(Exercise inputs begins)

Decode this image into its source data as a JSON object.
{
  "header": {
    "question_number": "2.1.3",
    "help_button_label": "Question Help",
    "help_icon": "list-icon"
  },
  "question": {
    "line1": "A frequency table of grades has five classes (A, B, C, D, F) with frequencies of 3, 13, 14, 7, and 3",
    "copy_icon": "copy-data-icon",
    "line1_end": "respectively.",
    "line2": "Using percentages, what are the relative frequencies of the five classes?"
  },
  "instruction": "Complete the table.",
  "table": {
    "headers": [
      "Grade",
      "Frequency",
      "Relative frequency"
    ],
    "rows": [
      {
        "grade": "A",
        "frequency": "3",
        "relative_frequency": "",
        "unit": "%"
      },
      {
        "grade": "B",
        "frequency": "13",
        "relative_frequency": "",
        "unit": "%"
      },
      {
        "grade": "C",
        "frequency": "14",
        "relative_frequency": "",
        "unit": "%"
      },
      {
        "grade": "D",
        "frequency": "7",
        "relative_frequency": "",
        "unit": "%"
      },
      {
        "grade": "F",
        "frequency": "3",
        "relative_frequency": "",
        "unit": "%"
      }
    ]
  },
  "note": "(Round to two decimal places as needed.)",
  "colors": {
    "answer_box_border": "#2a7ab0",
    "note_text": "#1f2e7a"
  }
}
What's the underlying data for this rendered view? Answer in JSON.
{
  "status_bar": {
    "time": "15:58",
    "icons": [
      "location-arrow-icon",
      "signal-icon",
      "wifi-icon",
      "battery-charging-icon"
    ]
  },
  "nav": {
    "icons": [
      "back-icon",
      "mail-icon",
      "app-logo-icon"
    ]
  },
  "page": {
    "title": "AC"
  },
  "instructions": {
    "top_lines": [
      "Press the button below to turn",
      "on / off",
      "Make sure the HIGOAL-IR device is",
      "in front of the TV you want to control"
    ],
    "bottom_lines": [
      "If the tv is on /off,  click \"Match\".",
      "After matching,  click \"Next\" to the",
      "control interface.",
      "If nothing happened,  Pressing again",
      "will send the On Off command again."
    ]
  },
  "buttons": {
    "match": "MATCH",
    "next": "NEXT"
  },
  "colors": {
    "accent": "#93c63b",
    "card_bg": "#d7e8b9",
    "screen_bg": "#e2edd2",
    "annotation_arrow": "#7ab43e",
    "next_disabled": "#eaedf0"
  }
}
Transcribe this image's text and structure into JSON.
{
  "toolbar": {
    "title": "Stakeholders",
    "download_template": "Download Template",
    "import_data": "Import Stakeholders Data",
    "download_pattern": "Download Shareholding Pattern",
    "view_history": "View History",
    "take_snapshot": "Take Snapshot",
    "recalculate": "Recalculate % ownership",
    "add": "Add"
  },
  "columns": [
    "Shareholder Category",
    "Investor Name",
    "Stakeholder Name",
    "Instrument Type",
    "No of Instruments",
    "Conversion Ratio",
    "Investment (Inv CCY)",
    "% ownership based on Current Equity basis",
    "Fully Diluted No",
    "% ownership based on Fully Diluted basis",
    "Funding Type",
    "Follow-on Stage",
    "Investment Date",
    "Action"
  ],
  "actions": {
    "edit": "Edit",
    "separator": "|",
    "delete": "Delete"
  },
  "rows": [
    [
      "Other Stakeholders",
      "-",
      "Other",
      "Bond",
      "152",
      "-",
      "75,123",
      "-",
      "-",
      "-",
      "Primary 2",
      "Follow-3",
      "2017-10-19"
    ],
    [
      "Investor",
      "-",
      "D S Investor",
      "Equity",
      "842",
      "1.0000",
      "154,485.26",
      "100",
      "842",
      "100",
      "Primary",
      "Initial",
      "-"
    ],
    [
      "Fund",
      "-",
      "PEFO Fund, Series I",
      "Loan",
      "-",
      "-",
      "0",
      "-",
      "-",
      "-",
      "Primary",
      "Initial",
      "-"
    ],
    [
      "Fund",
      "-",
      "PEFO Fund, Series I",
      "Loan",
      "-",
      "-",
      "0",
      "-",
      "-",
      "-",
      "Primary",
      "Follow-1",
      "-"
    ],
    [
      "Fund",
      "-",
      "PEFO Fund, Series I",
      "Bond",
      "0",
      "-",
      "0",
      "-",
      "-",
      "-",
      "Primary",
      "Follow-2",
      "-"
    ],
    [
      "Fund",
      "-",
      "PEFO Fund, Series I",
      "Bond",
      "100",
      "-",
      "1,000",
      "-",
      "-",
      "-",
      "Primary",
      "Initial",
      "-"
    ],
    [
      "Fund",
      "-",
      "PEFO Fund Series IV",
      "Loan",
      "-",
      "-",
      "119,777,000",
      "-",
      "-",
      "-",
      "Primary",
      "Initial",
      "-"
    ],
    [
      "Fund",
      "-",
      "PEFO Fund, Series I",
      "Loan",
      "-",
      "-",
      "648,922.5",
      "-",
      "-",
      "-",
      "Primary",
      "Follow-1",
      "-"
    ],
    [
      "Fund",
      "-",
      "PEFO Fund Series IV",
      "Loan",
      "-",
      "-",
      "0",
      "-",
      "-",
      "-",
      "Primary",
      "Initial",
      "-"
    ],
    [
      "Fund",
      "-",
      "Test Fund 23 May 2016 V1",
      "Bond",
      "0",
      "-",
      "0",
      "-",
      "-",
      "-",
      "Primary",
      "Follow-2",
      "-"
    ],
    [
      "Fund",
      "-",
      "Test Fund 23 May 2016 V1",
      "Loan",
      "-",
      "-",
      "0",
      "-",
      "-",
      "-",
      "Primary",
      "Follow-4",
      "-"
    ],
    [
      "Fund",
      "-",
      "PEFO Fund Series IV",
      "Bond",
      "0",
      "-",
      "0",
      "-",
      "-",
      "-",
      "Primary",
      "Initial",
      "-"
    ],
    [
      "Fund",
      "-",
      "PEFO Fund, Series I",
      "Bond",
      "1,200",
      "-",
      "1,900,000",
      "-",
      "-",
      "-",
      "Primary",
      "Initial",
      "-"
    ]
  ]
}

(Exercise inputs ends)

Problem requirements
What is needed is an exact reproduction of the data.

Expected answer
Decode this image into its source data as a JSON object.
{
  "header": {
    "question_number": "2.1.3",
    "help_button_label": "Question Help",
    "help_icon": "list-icon"
  },
  "question": {
    "line1": "A frequency table of grades has five classes (A, B, C, D, F) with frequencies of 3, 13, 14, 7, and 3",
    "copy_icon": "copy-data-icon",
    "line1_end": "respectively.",
    "line2": "Using percentages, what are the relative frequencies of the five classes?"
  },
  "instruction": "Complete the table.",
  "table": {
    "headers": [
      "Grade",
      "Frequency",
      "Relative frequency"
    ],
    "rows": [
      {
        "grade": "A",
        "frequency": "3",
        "relative_frequency": "",
        "unit": "%"
      },
      {
        "grade": "B",
        "frequency": "13",
        "relative_frequency": "",
        "unit": "%"
      },
      {
        "grade": "C",
        "frequency": "14",
        "relative_frequency": "",
        "unit": "%"
      },
      {
        "grade": "D",
        "frequency": "7",
        "relative_frequency": "",
        "unit": "%"
      },
      {
        "grade": "F",
        "frequency": "3",
        "relative_frequency": "",
        "unit": "%"
      }
    ]
  },
  "note": "(Round to two decimal places as needed.)",
  "colors": {
    "answer_box_border": "#2a7ab0",
    "note_text": "#1f2e7a"
  }
}
What's the underlying data for this rendered view? Answer in JSON.
{
  "status_bar": {
    "time": "15:58",
    "icons": [
      "location-arrow-icon",
      "signal-icon",
      "wifi-icon",
      "battery-charging-icon"
    ]
  },
  "nav": {
    "icons": [
      "back-icon",
      "mail-icon",
      "app-logo-icon"
    ]
  },
  "page": {
    "title": "AC"
  },
  "instructions": {
    "top_lines": [
      "Press the button below to turn",
      "on / off",
      "Make sure the HIGOAL-IR device is",
      "in front of the TV you want to control"
    ],
    "bottom_lines": [
      "If the tv is on /off,  click \"Match\".",
      "After matching,  click \"Next\" to the",
      "control interface.",
      "If nothing happened,  Pressing again",
      "will send the On Off command again."
    ]
  },
  "buttons": {
    "match": "MATCH",
    "next": "NEXT"
  },
  "colors": {
    "accent": "#93c63b",
    "card_bg": "#d7e8b9",
    "screen_bg": "#e2edd2",
    "annotation_arrow": "#7ab43e",
    "next_disabled": "#eaedf0"
  }
}
Transcribe this image's text and structure into JSON.
{
  "toolbar": {
    "title": "Stakeholders",
    "download_template": "Download Template",
    "import_data": "Import Stakeholders Data",
    "download_pattern": "Download Shareholding Pattern",
    "view_history": "View History",
    "take_snapshot": "Take Snapshot",
    "recalculate": "Recalculate % ownership",
    "add": "Add"
  },
  "columns": [
    "Shareholder Category",
    "Investor Name",
    "Stakeholder Name",
    "Instrument Type",
    "No of Instruments",
    "Conversion Ratio",
    "Investment (Inv CCY)",
    "% ownership based on Current Equity basis",
    "Fully Diluted No",
    "% ownership based on Fully Diluted basis",
    "Funding Type",
    "Follow-on Stage",
    "Investment Date",
    "Action"
  ],
  "actions": {
    "edit": "Edit",
    "separator": "|",
    "delete": "Delete"
  },
  "rows": [
    [
      "Other Stakeholders",
      "-",
      "Other",
      "Bond",
      "152",
      "-",
      "75,123",
      "-",
      "-",
      "-",
      "Primary 2",
      "Follow-3",
      "2017-10-19"
    ],
    [
      "Investor",
      "-",
      "D S Investor",
      "Equity",
      "842",
      "1.0000",
      "154,485.26",
      "100",
      "842",
      "100",
      "Primary",
      "Initial",
      "-"
    ],
    [
      "Fund",
      "-",
      "PEFO Fund, Series I",
      "Loan",
      "-",
      "-",
      "0",
      "-",
      "-",
      "-",
      "Primary",
      "Initial",
      "-"
    ],
    [
      "Fund",
      "-",
      "PEFO Fund, Series I",
      "Loan",
      "-",
      "-",
      "0",
      "-",
      "-",
      "-",
      "Primary",
      "Follow-1",
      "-"
    ],
    [
      "Fund",
      "-",
      "PEFO Fund, Series I",
      "Bond",
      "0",
      "-",
      "0",
      "-",
      "-",
      "-",
      "Primary",
      "Follow-2",
      "-"
    ],
    [
      "Fund",
      "-",
      "PEFO Fund, Series I",
      "Bond",
      "100",
      "-",
      "1,000",
      "-",
      "-",
      "-",
      "Primary",
      "Initial",
      "-"
    ],
    [
      "Fund",
      "-",
      "PEFO Fund Series IV",
      "Loan",
      "-",
      "-",
      "119,777,000",
      "-",
      "-",
      "-",
      "Primary",
      "Initial",
      "-"
    ],
    [
      "Fund",
      "-",
      "PEFO Fund, Series I",
      "Loan",
      "-",
      "-",
      "648,922.5",
      "-",
      "-",
      "-",
      "Primary",
      "Follow-1",
      "-"
    ],
    [
      "Fund",
      "-",
      "PEFO Fund Series IV",
      "Loan",
      "-",
      "-",
      "0",
      "-",
      "-",
      "-",
      "Primary",
      "Initial",
      "-"
    ],
    [
      "Fund",
      "-",
      "Test Fund 23 May 2016 V1",
      "Bond",
      "0",
      "-",
      "0",
      "-",
      "-",
      "-",
      "Primary",
      "Follow-2",
      "-"
    ],
    [
      "Fund",
      "-",
      "Test Fund 23 May 2016 V1",
      "Loan",
      "-",
      "-",
      "0",
      "-",
      "-",
      "-",
      "Primary",
      "Follow-4",
      "-"
    ],
    [
      "Fund",
      "-",
      "PEFO Fund Series IV",
      "Bond",
      "0",
      "-",
      "0",
      "-",
      "-",
      "-",
      "Primary",
      "Initial",
      "-"
    ],
    [
      "Fund",
      "-",
      "PEFO Fund, Series I",
      "Bond",
      "1,200",
      "-",
      "1,900,000",
      "-",
      "-",
      "-",
      "Primary",
      "Initial",
      "-"
    ]
  ]
}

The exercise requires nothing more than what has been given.